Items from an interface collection
● ● ● ●

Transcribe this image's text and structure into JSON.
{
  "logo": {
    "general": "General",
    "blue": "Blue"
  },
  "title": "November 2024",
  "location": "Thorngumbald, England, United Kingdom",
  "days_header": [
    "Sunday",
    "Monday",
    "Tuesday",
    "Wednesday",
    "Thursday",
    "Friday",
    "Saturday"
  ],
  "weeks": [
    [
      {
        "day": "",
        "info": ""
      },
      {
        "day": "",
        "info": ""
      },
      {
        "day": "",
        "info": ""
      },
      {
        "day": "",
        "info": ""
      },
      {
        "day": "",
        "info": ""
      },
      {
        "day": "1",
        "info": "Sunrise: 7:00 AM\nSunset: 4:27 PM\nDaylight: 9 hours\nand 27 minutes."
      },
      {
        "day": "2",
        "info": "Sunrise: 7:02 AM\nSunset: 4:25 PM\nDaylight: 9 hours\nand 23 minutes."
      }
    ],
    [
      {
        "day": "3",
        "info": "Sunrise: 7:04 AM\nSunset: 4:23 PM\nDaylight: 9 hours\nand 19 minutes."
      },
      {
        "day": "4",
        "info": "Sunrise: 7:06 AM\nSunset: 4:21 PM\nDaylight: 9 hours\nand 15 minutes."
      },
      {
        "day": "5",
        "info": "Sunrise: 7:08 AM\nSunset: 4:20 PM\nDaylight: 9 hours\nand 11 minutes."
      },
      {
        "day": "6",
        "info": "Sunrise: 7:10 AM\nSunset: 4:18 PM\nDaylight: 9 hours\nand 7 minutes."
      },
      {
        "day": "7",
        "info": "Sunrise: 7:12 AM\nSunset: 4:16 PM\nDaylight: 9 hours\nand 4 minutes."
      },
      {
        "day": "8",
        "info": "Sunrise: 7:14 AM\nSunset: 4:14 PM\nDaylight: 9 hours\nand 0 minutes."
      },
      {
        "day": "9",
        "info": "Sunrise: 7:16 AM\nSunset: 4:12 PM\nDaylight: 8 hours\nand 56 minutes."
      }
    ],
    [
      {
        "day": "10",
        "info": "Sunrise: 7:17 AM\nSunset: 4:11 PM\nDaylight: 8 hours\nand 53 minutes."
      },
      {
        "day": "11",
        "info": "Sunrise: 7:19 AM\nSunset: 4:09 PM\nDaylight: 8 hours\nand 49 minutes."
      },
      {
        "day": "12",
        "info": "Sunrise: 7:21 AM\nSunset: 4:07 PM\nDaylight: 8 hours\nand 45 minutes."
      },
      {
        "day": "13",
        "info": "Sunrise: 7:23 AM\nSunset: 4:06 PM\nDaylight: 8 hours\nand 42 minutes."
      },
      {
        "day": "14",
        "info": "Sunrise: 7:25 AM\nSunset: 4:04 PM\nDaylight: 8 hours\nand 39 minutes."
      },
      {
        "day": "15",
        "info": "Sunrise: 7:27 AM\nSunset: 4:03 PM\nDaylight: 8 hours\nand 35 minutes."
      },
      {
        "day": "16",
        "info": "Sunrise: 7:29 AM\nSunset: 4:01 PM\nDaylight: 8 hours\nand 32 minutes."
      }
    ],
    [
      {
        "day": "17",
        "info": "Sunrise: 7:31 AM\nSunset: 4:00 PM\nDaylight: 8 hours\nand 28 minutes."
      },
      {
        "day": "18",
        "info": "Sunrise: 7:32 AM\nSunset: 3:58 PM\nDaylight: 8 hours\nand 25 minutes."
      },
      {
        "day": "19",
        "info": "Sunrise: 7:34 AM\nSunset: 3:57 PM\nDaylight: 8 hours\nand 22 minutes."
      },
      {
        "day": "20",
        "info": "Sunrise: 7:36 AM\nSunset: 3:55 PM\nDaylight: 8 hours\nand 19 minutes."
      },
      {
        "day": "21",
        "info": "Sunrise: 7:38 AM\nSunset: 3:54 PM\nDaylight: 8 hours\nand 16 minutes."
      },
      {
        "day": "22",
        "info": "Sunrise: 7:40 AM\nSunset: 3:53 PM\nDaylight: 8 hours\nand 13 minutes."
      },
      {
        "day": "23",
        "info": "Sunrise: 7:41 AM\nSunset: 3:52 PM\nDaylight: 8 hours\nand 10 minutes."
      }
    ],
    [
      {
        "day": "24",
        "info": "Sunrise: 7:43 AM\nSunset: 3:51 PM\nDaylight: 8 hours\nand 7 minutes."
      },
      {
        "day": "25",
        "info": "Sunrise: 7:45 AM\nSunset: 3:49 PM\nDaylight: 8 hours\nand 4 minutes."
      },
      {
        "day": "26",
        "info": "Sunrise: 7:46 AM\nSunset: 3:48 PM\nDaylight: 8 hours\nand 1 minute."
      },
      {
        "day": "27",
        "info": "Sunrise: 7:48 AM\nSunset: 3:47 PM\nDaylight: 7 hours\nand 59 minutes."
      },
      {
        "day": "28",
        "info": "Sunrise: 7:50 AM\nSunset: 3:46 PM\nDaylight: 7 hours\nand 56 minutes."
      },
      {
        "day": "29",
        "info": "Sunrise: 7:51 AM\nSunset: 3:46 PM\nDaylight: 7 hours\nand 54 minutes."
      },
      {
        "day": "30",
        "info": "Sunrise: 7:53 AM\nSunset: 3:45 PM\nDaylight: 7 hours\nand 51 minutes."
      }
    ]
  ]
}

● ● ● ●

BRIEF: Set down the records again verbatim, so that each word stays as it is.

ANSWER TO THIS PROBLEM:
Transcribe this image's text and structure into JSON.
{
  "logo": {
    "general": "General",
    "blue": "Blue"
  },
  "title": "November 2024",
  "location": "Thorngumbald, England, United Kingdom",
  "days_header": [
    "Sunday",
    "Monday",
    "Tuesday",
    "Wednesday",
    "Thursday",
    "Friday",
    "Saturday"
  ],
  "weeks": [
    [
      {
        "day": "",
        "info": ""
      },
      {
        "day": "",
        "info": ""
      },
      {
        "day": "",
        "info": ""
      },
      {
        "day": "",
        "info": ""
      },
      {
        "day": "",
        "info": ""
      },
      {
        "day": "1",
        "info": "Sunrise: 7:00 AM\nSunset: 4:27 PM\nDaylight: 9 hours\nand 27 minutes."
      },
      {
        "day": "2",
        "info": "Sunrise: 7:02 AM\nSunset: 4:25 PM\nDaylight: 9 hours\nand 23 minutes."
      }
    ],
    [
      {
        "day": "3",
        "info": "Sunrise: 7:04 AM\nSunset: 4:23 PM\nDaylight: 9 hours\nand 19 minutes."
      },
      {
        "day": "4",
        "info": "Sunrise: 7:06 AM\nSunset: 4:21 PM\nDaylight: 9 hours\nand 15 minutes."
      },
      {
        "day": "5",
        "info": "Sunrise: 7:08 AM\nSunset: 4:20 PM\nDaylight: 9 hours\nand 11 minutes."
      },
      {
        "day": "6",
        "info": "Sunrise: 7:10 AM\nSunset: 4:18 PM\nDaylight: 9 hours\nand 7 minutes."
      },
      {
        "day": "7",
        "info": "Sunrise: 7:12 AM\nSunset: 4:16 PM\nDaylight: 9 hours\nand 4 minutes."
      },
      {
        "day": "8",
        "info": "Sunrise: 7:14 AM\nSunset: 4:14 PM\nDaylight: 9 hours\nand 0 minutes."
      },
      {
        "day": "9",
        "info": "Sunrise: 7:16 AM\nSunset: 4:12 PM\nDaylight: 8 hours\nand 56 minutes."
      }
    ],
    [
      {
        "day": "10",
        "info": "Sunrise: 7:17 AM\nSunset: 4:11 PM\nDaylight: 8 hours\nand 53 minutes."
      },
      {
        "day": "11",
        "info": "Sunrise: 7:19 AM\nSunset: 4:09 PM\nDaylight: 8 hours\nand 49 minutes."
      },
      {
        "day": "12",
        "info": "Sunrise: 7:21 AM\nSunset: 4:07 PM\nDaylight: 8 hours\nand 45 minutes."
      },
      {
        "day": "13",
        "info": "Sunrise: 7:23 AM\nSunset: 4:06 PM\nDaylight: 8 hours\nand 42 minutes."
      },
      {
        "day": "14",
        "info": "Sunrise: 7:25 AM\nSunset: 4:04 PM\nDaylight: 8 hours\nand 39 minutes."
      },
      {
        "day": "15",
        "info": "Sunrise: 7:27 AM\nSunset: 4:03 PM\nDaylight: 8 hours\nand 35 minutes."
      },
      {
        "day": "16",
        "info": "Sunrise: 7:29 AM\nSunset: 4:01 PM\nDaylight: 8 hours\nand 32 minutes."
      }
    ],
    [
      {
        "day": "17",
        "info": "Sunrise: 7:31 AM\nSunset: 4:00 PM\nDaylight: 8 hours\nand 28 minutes."
      },
      {
        "day": "18",
        "info": "Sunrise: 7:32 AM\nSunset: 3:58 PM\nDaylight: 8 hours\nand 25 minutes."
      },
      {
        "day": "19",
        "info": "Sunrise: 7:34 AM\nSunset: 3:57 PM\nDaylight: 8 hours\nand 22 minutes."
      },
      {
        "day": "20",
        "info": "Sunrise: 7:36 AM\nSunset: 3:55 PM\nDaylight: 8 hours\nand 19 minutes."
      },
      {
        "day": "21",
        "info": "Sunrise: 7:38 AM\nSunset: 3:54 PM\nDaylight: 8 hours\nand 16 minutes."
      },
      {
        "day": "22",
        "info": "Sunrise: 7:40 AM\nSunset: 3:53 PM\nDaylight: 8 hours\nand 13 minutes."
      },
      {
        "day": "23",
        "info": "Sunrise: 7:41 AM\nSunset: 3:52 PM\nDaylight: 8 hours\nand 10 minutes."
      }
    ],
    [
      {
        "day": "24",
        "info": "Sunrise: 7:43 AM\nSunset: 3:51 PM\nDaylight: 8 hours\nand 7 minutes."
      },
      {
        "day": "25",
        "info": "Sunrise: 7:45 AM\nSunset: 3:49 PM\nDaylight: 8 hours\nand 4 minutes."
      },
      {
        "day": "26",
        "info": "Sunrise: 7:46 AM\nSunset: 3:48 PM\nDaylight: 8 hours\nand 1 minute."
      },
      {
        "day": "27",
        "info": "Sunrise: 7:48 AM\nSunset: 3:47 PM\nDaylight: 7 hours\nand 59 minutes."
      },
      {
        "day": "28",
        "info": "Sunrise: 7:50 AM\nSunset: 3:46 PM\nDaylight: 7 hours\nand 56 minutes."
      },
      {
        "day": "29",
        "info": "Sunrise: 7:51 AM\nSunset: 3:46 PM\nDaylight: 7 hours\nand 54 minutes."
      },
      {
        "day": "30",
        "info": "Sunrise: 7:53 AM\nSunset: 3:45 PM\nDaylight: 7 hours\nand 51 minutes."
      }
    ]
  ]
}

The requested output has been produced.